**Task to carry out:**
Could you tally the lines of the entries that carry the string "Order"? Reply with the number and nothing more.

**Records for this exercise:**
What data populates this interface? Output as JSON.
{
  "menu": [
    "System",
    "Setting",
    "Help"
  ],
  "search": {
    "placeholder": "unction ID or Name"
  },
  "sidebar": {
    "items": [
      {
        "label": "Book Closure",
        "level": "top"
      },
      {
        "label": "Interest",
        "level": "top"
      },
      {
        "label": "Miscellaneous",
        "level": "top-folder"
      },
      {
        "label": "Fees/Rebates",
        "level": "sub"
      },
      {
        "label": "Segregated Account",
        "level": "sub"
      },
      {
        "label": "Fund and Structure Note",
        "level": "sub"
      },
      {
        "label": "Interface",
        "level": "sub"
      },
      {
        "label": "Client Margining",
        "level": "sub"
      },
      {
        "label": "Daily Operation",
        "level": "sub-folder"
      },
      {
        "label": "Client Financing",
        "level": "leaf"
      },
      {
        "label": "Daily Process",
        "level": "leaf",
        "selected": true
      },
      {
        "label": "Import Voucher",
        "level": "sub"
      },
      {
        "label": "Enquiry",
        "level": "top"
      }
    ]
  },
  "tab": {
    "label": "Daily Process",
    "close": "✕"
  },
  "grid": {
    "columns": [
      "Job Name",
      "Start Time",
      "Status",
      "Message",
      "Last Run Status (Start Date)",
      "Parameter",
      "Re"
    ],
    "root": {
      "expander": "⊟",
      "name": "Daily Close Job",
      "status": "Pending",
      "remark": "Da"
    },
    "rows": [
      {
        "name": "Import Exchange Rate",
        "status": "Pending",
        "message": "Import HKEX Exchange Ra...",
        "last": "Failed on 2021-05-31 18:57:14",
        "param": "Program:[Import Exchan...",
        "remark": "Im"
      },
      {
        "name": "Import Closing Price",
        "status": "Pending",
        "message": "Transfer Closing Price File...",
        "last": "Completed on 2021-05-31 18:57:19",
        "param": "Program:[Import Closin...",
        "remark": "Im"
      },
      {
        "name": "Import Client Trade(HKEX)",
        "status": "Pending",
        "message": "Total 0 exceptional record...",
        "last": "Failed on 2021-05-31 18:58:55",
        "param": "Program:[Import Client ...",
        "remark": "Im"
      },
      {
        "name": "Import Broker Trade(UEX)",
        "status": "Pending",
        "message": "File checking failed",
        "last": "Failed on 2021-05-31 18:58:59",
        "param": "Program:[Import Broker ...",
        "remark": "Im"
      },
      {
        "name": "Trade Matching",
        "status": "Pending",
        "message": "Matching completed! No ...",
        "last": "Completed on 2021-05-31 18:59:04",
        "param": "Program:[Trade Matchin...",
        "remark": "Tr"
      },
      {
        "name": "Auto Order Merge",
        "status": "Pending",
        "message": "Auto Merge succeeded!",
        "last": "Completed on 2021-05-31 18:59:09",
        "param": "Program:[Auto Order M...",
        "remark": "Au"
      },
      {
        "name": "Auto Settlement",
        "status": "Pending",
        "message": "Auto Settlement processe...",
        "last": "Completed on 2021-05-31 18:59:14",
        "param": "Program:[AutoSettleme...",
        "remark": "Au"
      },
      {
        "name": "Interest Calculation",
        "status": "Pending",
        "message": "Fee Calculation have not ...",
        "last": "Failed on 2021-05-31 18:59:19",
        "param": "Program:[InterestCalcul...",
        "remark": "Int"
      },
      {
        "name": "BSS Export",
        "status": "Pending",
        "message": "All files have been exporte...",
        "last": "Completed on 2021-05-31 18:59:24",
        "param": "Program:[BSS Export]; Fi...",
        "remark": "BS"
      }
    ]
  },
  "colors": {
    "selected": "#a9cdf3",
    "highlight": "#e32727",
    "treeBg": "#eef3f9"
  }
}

**Exercise result:**
2